_Task description_: Only the pictures are to be dropped, and the rest of the data should be copied exactly.

_Data supplied_:
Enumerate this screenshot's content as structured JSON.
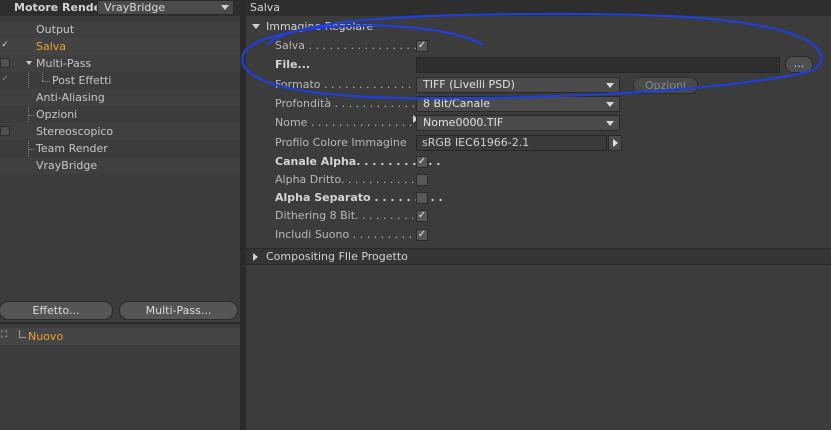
{
  "left": {
    "renderer_label": "Motore Render",
    "renderer_value": "VrayBridge",
    "tree": [
      {
        "label": "Output",
        "checkbox": "none",
        "selected": false
      },
      {
        "label": "Salva",
        "checkbox": "checked",
        "selected": true
      },
      {
        "label": "Multi-Pass",
        "checkbox": "empty",
        "selected": false
      },
      {
        "label": "Post Effetti",
        "checkbox": "checked-flat",
        "selected": false
      },
      {
        "label": "Anti-Aliasing",
        "checkbox": "none",
        "selected": false
      },
      {
        "label": "Opzioni",
        "checkbox": "none",
        "selected": false
      },
      {
        "label": "Stereoscopico",
        "checkbox": "empty",
        "selected": false
      },
      {
        "label": "Team Render",
        "checkbox": "none",
        "selected": false
      },
      {
        "label": "VrayBridge",
        "checkbox": "none",
        "selected": false
      }
    ],
    "effetto_button": "Effetto...",
    "multipass_button": "Multi-Pass...",
    "preset_label": "Nuovo"
  },
  "right": {
    "title": "Salva",
    "section1": "Immagine Regolare",
    "salva_label": "Salva . . . . . . . . . . . . . . . . .",
    "file_label": "File...",
    "file_value": "",
    "file_button": "...",
    "formato_label": "Formato . . . . . . . . . . . . . . .",
    "formato_value": "TIFF (Livelli PSD)",
    "opzioni_button": "Opzioni",
    "profondita_label": "Profondità . . . . . . . . . . . . .",
    "profondita_value": "8 Bit/Canale",
    "nome_label": "Nome . . . . . . . . . . . . . . . . .",
    "nome_value": "Nome0000.TIF",
    "profilo_label": "Profilo Colore Immagine",
    "profilo_value": "sRGB IEC61966-2.1",
    "canale_alpha_label": "Canale Alpha. . . . . . . . . . .",
    "alpha_dritto_label": "Alpha Dritto. . . . . . . . . . . . .",
    "alpha_separato_label": "Alpha Separato . . . . . . . . .",
    "dithering_label": "Dithering 8 Bit. . . . . . . . . . .",
    "includi_suono_label": "Includi Suono . . . . . . . . . . .",
    "section2": "Compositing FIle Progetto",
    "checks": {
      "salva": true,
      "canale_alpha": true,
      "alpha_dritto": false,
      "alpha_separato": false,
      "dithering": true,
      "includi_suono": true
    }
  },
  "colors": {
    "selected_text": "#f0a030",
    "annotation_ink": "#1f3fd8"
  }
}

_Exercise solution_:
Enumerate this screenshot's content as structured JSON.
{
  "left": {
    "renderer_label": "Motore Render",
    "renderer_value": "VrayBridge",
    "tree": [
      {
        "label": "Output",
        "checkbox": "none",
        "selected": false
      },
      {
        "label": "Salva",
        "checkbox": "checked",
        "selected": true
      },
      {
        "label": "Multi-Pass",
        "checkbox": "empty",
        "selected": false
      },
      {
        "label": "Post Effetti",
        "checkbox": "checked-flat",
        "selected": false
      },
      {
        "label": "Anti-Aliasing",
        "checkbox": "none",
        "selected": false
      },
      {
        "label": "Opzioni",
        "checkbox": "none",
        "selected": false
      },
      {
        "label": "Stereoscopico",
        "checkbox": "empty",
        "selected": false
      },
      {
        "label": "Team Render",
        "checkbox": "none",
        "selected": false
      },
      {
        "label": "VrayBridge",
        "checkbox": "none",
        "selected": false
      }
    ],
    "effetto_button": "Effetto...",
    "multipass_button": "Multi-Pass...",
    "preset_label": "Nuovo"
  },
  "right": {
    "title": "Salva",
    "section1": "Immagine Regolare",
    "salva_label": "Salva . . . . . . . . . . . . . . . . .",
    "file_label": "File...",
    "file_value": "",
    "file_button": "...",
    "formato_label": "Formato . . . . . . . . . . . . . . .",
    "formato_value": "TIFF (Livelli PSD)",
    "opzioni_button": "Opzioni",
    "profondita_label": "Profondità . . . . . . . . . . . . .",
    "profondita_value": "8 Bit/Canale",
    "nome_label": "Nome . . . . . . . . . . . . . . . . .",
    "nome_value": "Nome0000.TIF",
    "profilo_label": "Profilo Colore Immagine",
    "profilo_value": "sRGB IEC61966-2.1",
    "canale_alpha_label": "Canale Alpha. . . . . . . . . . .",
    "alpha_dritto_label": "Alpha Dritto. . . . . . . . . . . . .",
    "alpha_separato_label": "Alpha Separato . . . . . . . . .",
    "dithering_label": "Dithering 8 Bit. . . . . . . . . . .",
    "includi_suono_label": "Includi Suono . . . . . . . . . . .",
    "section2": "Compositing FIle Progetto",
    "checks": {
      "salva": true,
      "canale_alpha": true,
      "alpha_dritto": false,
      "alpha_separato": false,
      "dithering": true,
      "includi_suono": true
    }
  },
  "colors": {
    "selected_text": "#f0a030",
    "annotation_ink": "#1f3fd8"
  }
}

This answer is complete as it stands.